What you should do: Sort through the data and copy the lines holding the word "delay".

Stored dataset items
────────────────────
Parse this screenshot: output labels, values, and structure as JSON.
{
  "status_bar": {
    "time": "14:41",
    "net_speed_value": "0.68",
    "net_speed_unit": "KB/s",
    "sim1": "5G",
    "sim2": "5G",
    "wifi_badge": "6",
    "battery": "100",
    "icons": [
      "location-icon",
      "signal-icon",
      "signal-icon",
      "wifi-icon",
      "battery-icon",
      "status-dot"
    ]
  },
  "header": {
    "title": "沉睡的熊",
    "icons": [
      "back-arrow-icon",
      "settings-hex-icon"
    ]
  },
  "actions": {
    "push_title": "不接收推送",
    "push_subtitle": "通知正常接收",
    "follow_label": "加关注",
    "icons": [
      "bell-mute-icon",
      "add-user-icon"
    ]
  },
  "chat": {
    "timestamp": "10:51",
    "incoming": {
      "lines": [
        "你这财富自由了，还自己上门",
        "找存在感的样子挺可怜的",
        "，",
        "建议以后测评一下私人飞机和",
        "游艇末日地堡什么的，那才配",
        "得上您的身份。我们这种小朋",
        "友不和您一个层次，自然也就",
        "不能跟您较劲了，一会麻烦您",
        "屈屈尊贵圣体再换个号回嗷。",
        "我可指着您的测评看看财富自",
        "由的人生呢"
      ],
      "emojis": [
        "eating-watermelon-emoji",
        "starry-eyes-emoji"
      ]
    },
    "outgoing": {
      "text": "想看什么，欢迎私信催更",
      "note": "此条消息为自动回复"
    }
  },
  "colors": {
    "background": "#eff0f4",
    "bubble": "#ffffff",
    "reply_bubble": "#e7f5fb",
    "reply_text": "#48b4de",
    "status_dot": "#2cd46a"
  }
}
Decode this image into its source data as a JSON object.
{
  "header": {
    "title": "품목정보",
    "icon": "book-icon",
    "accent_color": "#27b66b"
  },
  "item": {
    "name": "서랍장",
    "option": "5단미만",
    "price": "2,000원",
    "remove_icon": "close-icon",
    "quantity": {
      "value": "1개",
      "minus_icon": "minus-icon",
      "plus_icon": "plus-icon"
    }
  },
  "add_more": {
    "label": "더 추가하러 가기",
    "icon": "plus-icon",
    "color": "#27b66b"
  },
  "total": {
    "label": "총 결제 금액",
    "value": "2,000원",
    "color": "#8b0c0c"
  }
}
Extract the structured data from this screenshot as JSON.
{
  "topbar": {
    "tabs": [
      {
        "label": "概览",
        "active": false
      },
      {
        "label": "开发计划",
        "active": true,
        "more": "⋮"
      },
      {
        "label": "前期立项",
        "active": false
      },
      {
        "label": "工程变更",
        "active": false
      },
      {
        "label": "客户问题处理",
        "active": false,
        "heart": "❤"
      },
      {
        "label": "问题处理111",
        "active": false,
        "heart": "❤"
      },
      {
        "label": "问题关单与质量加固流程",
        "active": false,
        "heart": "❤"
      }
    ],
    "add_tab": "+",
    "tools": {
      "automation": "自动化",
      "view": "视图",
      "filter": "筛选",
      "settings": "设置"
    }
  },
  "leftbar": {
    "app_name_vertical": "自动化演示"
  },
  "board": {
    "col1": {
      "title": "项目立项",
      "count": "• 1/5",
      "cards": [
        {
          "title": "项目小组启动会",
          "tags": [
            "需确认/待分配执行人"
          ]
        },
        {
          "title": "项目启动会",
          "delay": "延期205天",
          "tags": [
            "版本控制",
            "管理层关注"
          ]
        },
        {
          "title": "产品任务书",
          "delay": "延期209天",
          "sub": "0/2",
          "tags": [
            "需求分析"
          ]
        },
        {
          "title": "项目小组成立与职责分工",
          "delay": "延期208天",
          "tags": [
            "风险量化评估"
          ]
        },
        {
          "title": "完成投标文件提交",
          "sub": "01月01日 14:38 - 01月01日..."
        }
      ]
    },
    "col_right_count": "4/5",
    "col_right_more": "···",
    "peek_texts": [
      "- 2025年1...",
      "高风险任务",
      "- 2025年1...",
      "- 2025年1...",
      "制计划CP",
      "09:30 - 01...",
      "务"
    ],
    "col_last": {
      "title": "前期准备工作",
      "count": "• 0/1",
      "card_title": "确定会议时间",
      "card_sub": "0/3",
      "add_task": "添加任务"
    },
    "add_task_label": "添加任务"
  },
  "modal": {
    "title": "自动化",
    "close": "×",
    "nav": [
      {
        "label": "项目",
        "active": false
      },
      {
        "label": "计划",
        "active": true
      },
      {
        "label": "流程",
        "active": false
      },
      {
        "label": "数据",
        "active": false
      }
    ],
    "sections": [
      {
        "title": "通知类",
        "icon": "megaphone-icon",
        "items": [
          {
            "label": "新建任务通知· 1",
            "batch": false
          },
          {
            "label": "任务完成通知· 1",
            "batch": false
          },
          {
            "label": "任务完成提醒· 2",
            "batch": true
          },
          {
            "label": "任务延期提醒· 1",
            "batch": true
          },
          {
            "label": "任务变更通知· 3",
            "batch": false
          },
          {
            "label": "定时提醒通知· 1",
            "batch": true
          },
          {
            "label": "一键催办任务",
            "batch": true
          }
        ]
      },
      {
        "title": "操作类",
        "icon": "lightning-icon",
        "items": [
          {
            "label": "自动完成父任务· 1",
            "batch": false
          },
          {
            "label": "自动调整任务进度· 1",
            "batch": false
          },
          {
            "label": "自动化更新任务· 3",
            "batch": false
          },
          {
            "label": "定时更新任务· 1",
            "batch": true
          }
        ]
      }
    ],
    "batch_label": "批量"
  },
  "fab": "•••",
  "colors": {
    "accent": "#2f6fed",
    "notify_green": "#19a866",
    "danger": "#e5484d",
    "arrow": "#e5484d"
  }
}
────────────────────
Problem solution:
          "delay": "延期205天",
          "delay": "延期209天",
          "delay": "延期208天",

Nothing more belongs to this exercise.